> PROBLEM STATEMENT:
If a line includes the word "hàng", it belongs in the count; state the total for the data below and add nothing.

##########

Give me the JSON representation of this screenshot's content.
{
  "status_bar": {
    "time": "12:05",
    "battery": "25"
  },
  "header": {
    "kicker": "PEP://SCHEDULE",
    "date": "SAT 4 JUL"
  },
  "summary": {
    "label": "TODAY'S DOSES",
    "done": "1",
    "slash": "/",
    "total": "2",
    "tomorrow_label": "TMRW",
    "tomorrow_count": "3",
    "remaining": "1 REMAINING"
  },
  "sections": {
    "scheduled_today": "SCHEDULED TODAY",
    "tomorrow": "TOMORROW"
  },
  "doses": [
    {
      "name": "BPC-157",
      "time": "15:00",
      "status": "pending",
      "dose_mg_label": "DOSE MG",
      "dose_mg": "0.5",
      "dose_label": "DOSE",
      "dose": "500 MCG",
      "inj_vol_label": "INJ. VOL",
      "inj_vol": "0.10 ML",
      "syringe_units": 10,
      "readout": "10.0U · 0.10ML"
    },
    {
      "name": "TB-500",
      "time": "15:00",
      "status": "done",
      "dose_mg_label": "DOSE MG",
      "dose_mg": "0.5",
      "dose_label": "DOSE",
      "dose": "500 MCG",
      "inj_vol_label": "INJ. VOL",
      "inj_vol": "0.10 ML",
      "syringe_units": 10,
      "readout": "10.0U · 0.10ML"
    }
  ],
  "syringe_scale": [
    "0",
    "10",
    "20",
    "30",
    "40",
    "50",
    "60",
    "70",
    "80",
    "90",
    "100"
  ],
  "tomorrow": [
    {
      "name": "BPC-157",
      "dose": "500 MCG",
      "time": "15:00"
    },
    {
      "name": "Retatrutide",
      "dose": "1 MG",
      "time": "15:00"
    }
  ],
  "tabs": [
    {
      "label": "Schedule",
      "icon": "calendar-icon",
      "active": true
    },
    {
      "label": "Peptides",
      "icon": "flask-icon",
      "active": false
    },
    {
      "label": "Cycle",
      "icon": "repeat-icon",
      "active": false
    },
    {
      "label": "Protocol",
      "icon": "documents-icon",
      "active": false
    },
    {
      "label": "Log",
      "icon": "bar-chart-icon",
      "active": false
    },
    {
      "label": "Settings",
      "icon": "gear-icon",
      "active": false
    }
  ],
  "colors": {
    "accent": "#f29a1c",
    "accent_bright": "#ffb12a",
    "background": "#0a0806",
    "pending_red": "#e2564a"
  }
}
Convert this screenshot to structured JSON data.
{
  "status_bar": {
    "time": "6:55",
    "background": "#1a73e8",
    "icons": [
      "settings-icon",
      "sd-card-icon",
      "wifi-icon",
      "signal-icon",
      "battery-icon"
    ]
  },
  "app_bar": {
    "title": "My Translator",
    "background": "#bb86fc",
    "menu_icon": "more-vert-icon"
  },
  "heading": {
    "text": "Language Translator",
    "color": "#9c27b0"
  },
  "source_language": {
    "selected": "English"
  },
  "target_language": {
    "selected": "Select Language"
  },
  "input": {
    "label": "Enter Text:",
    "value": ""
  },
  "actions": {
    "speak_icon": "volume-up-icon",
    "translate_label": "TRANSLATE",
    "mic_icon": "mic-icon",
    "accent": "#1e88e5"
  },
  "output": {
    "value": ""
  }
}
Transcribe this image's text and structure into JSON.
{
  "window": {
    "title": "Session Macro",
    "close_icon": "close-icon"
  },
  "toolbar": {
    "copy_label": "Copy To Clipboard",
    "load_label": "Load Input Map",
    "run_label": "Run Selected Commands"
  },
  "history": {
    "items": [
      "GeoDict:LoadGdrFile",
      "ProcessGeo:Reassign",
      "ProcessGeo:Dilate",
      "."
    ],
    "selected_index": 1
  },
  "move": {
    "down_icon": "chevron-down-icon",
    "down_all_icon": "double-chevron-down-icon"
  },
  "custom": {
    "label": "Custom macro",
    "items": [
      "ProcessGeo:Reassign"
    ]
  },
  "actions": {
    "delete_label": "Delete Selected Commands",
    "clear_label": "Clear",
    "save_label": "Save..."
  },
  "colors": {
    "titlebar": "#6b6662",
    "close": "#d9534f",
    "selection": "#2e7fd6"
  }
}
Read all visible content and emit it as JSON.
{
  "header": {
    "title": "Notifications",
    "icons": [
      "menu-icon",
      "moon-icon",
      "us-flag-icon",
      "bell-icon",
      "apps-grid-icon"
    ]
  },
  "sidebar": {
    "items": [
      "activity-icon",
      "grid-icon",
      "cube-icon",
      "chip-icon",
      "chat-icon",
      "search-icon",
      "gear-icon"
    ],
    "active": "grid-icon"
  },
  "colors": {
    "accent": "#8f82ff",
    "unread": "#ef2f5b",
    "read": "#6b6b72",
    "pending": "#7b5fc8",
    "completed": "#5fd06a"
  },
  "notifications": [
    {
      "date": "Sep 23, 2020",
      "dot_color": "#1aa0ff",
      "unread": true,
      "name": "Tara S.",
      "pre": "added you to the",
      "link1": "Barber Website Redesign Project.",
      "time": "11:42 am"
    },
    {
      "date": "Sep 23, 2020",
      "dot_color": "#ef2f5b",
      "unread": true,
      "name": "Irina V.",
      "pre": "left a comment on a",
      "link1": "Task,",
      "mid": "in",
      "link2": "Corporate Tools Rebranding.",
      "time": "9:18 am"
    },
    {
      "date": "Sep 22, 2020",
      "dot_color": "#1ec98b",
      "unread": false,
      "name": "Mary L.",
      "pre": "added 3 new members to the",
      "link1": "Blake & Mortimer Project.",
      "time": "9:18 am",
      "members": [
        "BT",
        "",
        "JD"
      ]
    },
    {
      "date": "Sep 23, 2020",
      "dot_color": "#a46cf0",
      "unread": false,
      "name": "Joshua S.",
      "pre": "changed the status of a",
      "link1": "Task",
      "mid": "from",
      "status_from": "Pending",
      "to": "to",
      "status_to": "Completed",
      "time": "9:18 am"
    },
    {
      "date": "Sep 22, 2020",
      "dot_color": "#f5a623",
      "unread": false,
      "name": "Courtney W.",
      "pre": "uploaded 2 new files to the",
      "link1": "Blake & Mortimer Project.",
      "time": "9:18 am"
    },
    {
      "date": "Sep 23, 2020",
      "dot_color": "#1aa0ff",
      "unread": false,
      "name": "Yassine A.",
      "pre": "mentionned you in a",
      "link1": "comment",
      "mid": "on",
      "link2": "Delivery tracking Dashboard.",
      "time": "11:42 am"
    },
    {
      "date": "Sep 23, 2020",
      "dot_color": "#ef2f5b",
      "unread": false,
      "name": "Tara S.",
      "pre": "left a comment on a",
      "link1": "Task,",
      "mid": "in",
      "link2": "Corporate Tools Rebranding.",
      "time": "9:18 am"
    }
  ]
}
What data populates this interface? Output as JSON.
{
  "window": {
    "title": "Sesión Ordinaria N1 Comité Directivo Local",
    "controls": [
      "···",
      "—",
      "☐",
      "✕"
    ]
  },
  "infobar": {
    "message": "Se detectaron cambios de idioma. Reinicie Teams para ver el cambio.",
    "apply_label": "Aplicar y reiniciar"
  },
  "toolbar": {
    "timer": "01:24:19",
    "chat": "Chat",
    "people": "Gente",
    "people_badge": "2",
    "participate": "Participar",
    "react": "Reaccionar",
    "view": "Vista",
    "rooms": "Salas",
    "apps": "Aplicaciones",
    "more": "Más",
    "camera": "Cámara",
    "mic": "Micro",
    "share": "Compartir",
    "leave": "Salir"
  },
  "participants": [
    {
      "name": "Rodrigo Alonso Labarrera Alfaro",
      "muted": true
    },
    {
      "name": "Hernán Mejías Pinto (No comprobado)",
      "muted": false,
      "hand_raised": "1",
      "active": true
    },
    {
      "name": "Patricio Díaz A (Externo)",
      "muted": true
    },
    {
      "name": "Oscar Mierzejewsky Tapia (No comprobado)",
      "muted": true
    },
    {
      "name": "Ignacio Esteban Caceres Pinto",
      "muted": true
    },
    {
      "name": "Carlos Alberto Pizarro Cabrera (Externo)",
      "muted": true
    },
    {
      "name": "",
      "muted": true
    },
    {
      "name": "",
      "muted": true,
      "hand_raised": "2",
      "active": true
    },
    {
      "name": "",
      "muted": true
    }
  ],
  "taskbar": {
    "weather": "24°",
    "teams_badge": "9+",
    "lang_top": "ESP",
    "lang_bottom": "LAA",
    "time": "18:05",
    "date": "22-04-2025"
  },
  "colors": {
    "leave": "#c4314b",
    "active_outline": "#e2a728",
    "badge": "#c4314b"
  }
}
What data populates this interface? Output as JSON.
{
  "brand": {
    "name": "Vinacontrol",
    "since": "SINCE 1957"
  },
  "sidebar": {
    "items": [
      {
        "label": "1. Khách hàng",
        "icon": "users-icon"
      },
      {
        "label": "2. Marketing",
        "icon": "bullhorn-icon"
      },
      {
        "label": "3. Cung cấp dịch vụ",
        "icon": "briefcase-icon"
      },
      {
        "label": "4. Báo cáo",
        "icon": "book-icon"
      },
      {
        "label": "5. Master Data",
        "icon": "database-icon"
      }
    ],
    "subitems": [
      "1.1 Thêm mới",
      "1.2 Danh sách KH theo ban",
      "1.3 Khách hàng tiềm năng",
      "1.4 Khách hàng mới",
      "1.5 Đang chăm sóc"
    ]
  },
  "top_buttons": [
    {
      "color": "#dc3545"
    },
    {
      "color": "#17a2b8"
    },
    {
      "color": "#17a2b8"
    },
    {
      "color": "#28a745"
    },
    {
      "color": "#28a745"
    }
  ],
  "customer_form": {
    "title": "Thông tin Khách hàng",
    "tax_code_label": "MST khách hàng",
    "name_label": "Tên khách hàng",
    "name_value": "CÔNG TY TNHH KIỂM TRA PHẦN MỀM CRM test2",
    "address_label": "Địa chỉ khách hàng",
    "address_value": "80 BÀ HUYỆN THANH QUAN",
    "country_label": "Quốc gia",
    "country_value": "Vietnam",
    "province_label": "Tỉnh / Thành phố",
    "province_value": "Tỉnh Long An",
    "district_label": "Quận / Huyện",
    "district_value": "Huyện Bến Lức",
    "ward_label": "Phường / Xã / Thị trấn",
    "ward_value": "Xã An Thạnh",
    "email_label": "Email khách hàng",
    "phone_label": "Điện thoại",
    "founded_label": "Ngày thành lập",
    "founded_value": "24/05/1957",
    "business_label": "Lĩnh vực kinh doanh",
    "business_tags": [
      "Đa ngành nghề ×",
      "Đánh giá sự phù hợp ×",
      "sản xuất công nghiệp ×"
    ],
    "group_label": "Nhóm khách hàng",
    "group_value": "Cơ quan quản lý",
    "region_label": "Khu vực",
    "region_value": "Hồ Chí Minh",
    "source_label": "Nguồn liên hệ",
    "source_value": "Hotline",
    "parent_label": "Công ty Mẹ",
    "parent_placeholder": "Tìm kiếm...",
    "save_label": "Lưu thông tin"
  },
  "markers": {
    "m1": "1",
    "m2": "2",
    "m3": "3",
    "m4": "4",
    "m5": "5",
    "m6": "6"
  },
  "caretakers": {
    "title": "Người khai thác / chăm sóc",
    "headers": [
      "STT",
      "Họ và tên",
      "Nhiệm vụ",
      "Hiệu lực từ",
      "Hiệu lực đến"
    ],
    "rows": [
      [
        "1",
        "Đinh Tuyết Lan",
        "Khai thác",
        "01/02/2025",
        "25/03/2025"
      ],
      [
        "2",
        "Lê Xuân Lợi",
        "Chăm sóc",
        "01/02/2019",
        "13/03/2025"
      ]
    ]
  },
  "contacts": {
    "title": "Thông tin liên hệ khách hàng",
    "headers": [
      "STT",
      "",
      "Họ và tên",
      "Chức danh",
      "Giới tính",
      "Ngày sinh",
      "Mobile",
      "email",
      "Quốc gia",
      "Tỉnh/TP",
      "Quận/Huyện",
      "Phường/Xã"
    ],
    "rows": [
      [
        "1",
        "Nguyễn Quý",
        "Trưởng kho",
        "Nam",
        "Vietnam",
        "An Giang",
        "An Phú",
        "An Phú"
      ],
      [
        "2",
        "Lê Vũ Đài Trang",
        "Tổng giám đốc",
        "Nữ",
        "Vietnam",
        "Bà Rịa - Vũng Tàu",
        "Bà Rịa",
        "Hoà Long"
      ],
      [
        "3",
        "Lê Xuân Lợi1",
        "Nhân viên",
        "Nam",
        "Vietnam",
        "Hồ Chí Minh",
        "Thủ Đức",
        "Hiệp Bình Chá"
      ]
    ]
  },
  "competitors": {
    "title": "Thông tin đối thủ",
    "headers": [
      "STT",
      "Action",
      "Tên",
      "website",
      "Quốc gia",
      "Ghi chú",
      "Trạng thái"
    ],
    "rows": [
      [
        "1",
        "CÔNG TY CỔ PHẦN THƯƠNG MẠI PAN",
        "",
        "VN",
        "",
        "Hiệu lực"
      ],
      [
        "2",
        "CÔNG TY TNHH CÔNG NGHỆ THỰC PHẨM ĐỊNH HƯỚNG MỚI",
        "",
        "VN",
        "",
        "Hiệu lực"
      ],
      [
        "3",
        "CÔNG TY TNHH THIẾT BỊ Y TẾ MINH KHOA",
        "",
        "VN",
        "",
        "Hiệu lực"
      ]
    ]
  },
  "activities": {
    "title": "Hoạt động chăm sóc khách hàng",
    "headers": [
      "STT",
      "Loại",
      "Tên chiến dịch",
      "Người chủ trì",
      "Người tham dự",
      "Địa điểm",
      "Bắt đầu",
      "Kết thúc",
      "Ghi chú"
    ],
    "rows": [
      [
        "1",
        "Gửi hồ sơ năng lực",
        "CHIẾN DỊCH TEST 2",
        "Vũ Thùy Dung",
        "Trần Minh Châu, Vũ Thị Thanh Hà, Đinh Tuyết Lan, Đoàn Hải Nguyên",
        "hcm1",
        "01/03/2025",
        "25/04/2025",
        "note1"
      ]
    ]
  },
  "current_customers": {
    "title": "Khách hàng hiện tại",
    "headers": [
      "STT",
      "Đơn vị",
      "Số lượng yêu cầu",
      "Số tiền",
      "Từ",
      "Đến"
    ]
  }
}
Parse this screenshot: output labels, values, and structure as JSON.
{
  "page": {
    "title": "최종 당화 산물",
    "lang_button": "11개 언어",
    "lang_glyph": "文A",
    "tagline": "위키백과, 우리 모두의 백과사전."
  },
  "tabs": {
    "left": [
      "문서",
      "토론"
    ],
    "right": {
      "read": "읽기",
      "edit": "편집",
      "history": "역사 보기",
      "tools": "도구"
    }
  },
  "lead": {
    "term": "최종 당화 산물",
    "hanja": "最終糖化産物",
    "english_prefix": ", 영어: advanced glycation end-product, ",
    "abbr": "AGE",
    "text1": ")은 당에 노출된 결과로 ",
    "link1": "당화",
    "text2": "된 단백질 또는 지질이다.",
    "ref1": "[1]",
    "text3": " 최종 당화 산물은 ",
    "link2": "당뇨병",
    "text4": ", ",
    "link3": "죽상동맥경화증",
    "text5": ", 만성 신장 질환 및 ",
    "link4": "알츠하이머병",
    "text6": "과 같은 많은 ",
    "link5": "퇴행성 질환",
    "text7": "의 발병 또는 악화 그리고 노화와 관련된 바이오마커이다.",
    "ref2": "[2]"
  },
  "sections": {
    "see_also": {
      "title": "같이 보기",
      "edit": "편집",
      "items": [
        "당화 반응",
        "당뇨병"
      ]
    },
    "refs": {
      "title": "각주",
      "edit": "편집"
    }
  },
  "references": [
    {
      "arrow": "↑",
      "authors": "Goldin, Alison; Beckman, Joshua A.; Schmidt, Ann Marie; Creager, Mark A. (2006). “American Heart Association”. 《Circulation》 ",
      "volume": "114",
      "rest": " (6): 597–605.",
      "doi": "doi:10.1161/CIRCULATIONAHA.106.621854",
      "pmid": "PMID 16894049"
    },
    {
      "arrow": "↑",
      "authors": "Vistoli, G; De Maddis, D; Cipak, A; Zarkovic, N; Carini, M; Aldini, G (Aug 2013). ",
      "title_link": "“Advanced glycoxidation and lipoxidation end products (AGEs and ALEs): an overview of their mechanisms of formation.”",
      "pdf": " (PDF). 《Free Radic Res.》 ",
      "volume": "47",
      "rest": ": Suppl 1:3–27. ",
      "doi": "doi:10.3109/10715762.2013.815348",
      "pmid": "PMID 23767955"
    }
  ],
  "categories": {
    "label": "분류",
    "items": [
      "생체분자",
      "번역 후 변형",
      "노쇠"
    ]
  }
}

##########

> WRITTEN RESPONSE:
12